How can someone boost their motivation when it starts to drop?
Switching up your workouts, tracking your progress, exercising with others, reminding yourself of your goals, finding forms of exercise you truly enjoy, and focusing on achievements can all help boost lagging motivation. Having an accountability partner also raises the stakes. It’s important to be patient and kind to yourself as well – ups and downs in motivation are inevitable.
What is the difference between motivation and discipline?
Motivation is being energized and excited to work out. It’s the initial “want to” that makes exercise appealing. Discipline involves doing it even on days you don’t feel motivated. Discipline keeps you going through motivational ups and downs until exercise becomes an ingrained habit.
Why can a lack of structure make it harder to maintain a program?
Starting an exercise program means implementing a new structure. But busy lives can make it hard to maintain that disciplined schedule. When other priorities compete for your time, it’s easy to let workouts slide without rigid structure. Lack of planning and routine can lead to skipped sessions, and eventually giving up.
How can someone improve their discipline related to fitness goals?

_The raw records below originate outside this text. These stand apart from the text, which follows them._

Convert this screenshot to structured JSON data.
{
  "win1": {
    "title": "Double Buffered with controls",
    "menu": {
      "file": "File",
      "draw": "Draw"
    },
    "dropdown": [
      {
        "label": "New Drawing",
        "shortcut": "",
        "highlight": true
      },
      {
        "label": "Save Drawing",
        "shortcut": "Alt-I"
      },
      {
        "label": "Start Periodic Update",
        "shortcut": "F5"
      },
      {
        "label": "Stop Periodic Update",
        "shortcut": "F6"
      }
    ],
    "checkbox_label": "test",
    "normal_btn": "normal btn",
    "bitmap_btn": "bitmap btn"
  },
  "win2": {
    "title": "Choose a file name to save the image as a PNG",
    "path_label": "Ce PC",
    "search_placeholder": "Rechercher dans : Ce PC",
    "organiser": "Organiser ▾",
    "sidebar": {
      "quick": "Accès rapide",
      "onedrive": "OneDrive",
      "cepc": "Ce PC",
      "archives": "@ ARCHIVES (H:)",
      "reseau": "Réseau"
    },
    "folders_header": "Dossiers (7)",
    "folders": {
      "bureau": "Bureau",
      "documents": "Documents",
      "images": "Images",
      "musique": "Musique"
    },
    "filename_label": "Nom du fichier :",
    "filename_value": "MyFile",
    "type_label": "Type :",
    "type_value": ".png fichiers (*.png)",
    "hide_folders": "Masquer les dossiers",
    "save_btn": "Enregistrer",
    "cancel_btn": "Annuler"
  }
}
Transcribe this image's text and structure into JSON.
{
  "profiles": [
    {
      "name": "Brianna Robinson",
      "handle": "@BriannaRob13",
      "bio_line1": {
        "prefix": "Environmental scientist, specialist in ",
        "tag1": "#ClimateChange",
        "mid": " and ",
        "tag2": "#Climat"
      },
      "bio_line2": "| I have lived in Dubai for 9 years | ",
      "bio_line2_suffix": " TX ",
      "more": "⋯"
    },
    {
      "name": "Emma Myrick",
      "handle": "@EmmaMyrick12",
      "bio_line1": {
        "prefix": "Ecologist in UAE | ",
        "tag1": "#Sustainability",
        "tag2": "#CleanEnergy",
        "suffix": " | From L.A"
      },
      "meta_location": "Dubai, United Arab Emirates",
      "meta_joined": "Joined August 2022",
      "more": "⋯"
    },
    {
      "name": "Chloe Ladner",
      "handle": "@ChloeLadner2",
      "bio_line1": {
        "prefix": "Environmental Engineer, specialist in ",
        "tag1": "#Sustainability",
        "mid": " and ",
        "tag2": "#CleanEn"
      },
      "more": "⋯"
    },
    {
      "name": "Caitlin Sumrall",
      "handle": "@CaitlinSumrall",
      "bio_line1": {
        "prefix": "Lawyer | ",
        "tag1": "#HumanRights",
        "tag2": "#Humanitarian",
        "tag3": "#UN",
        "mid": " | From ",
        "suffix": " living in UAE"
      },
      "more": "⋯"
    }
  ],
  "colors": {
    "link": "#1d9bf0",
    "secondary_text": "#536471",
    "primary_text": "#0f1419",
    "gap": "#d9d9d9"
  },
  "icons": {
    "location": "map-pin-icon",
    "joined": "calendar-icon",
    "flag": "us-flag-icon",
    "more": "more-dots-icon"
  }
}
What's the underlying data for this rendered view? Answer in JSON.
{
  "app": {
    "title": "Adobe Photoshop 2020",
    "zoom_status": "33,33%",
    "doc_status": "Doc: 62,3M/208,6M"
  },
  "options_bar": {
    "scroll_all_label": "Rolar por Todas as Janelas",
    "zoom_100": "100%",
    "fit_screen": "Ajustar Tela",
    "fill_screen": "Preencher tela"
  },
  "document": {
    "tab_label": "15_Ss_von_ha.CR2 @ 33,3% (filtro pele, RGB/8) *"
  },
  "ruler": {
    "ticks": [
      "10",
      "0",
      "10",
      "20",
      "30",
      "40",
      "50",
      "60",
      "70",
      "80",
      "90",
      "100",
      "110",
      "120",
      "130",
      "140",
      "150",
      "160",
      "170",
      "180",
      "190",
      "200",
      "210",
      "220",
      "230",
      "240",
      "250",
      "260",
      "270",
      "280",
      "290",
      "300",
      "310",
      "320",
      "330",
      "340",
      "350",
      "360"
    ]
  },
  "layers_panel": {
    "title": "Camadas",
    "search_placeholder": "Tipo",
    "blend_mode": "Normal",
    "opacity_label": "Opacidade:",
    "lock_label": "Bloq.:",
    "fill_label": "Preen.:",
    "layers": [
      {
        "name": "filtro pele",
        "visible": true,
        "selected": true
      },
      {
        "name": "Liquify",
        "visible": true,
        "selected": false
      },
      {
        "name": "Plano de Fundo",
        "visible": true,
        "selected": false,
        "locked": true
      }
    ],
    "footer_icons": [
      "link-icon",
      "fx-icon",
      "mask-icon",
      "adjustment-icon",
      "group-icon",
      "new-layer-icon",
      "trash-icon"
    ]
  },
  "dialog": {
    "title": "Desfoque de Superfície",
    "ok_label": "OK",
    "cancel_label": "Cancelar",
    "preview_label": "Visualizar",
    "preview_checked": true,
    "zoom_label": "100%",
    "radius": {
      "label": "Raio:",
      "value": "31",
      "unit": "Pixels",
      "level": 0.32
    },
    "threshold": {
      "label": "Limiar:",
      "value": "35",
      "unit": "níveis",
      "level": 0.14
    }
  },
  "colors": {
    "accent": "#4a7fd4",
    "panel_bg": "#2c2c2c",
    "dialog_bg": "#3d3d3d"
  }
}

Focus on habit formation, schedule workouts well in advance, exercise at the same time each day, join classes to increase accountability, have a backup plan for busy days, find an accountability partner, record your progress, and remind yourself regularly why you started a fitness program in the first place. Discipline gets stronger the longer you stick with it.